Is it safe to wash pants that are 73% rayon, 23% nylon, 5% spandex? The label says dry clean but I have been told that I should be able to wash them myself. Thanks! M By: Maggie
Image via Flickr This question is asked Fabrics.net staff about once a month: “The label says dry clean only, can I wash my dress?” The answer is “Of course you can wash your dress but the results may or may not be pleasing to you.” The dress may shrink, the colors may run, the interfacing might disappear, etc. First an introduction to garment labels. How To Read The Laundry Symbols On Your Clothing Tags! | One … www.onegoodthingbyjillee.com1/8/13 I have now! And now I can explain them to you. :-). (Trust me…you’re going to be glad to know this stuff!) Way back in 1971 the FTC started requiring manufacturers to tag their clothing with at least one safe cleaning method. Learn more about dry cleaning How Dry Cleaning Works Dry cleaning is a process that cleans clothes without water. The cleaning fluid that is used is a liquid, and all garments are immersed and cleaned in a liquid solvent — the fact that there is no water is why the process is called “dry.” In this vid… A product that lets you dry clean garments at home is Dryel. I have tried it and it works great to freshen dry clean garments without adding that solvent odor. If you have heavily soiled garments, a Professional Dry Cleaner is best. Living in Style features Dryel® Watch this clip to see how Dryel® works! How to select a Dry Cleaner and other fabric care information at Fabrics.net. Enjoy!

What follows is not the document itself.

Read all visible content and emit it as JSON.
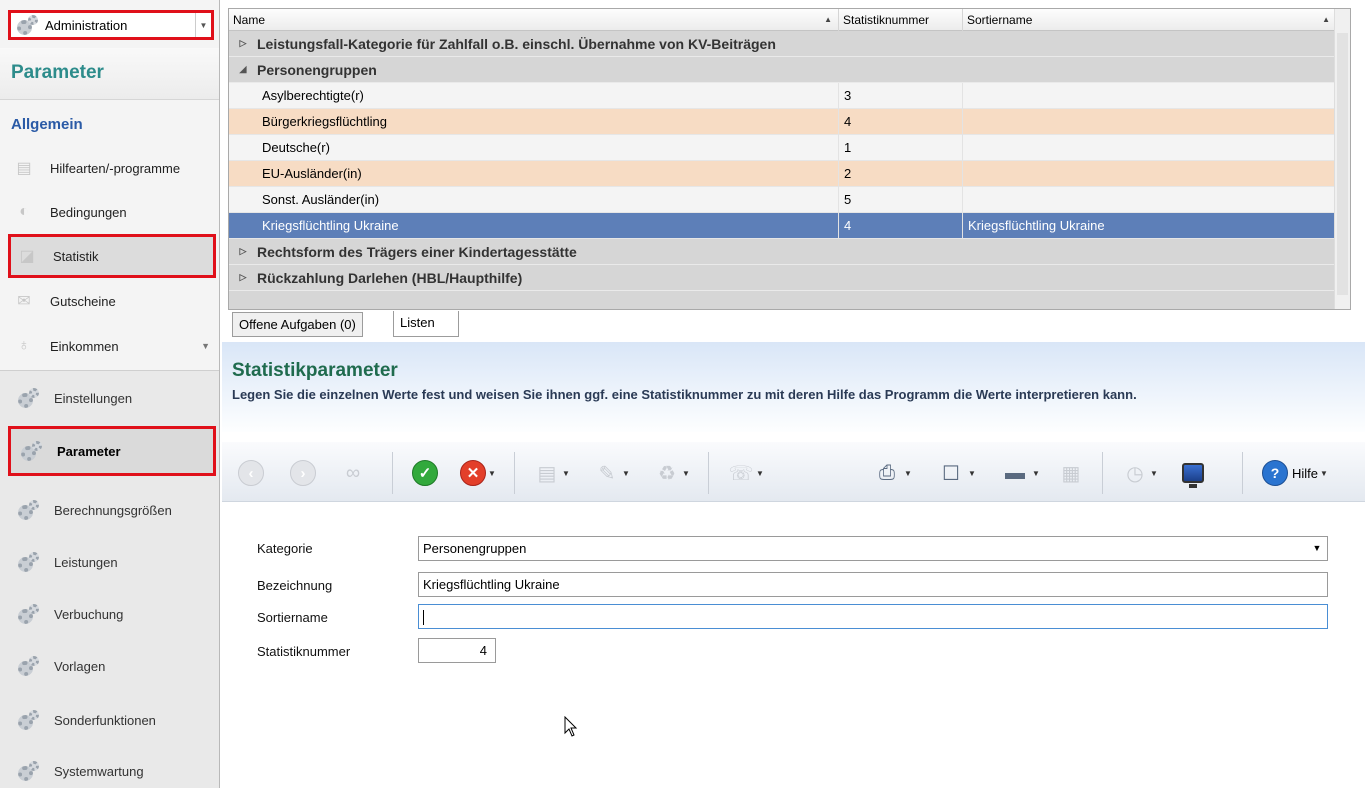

Wool fibers have many uses from insulation to fabric to mattress toppers. Although many people wash their wool fabric prior to tailoring or sewing a garment, I prefer dry cleaning to keep the shape and the integrity of the various interfacings, linings and notions. If the garment I am making is unstructured and unlined, hand washing the fabric prior to garment construction should insure that the wool garment is washable. Wool washes/detergents are available in the stores and online. Since wool is a protein fiber like my hair, a good shampoo is also suggested for hand washing wool. A few years ago I found in a fabric store “Washable Wool”, something I hadn’t seen before. I pre-treated the wool by washing in shampoo then dried in the dryer according to the Washable Wool manufacturers instructions. The wool did not shrink or change shape but there was an unusual odor and rough texture that I didn’t like. Thinking that the odor would go away after construction of the garment and washing several times, I made an unstructured suit. Well, the odor never went away and the texture stayed rough. I wore the suit a couple of times and then discarded it. Out of curiosity I decided to find out how wool was made washable and found an article that explained why the texture of the washable wool was different. How Is Wool Made Machine-Washable? | The Sweaty Knitter … sweatyknitter.com10/9/12 Today, manufacturers bleach wool fiber to remove its outer layer and then add enzymes that eat the scales. The resulting yarn has a more lustrous appearance than untreated wool. These alterations also affect how the fiber … Nanotechnology is now being used to increase the desirable properties of wool without changing the structure of the fiber. Nanotechnology wool fabric combines multifunctionality with comfort www.nanowerk.com1/15/10 Take wool. Wool is one of the best insulating fibers known to man – while at the same time being light and soft. The quality that distinguishes wool fibers is the presence of a fatty, water-repellent outer layer that surrounds each …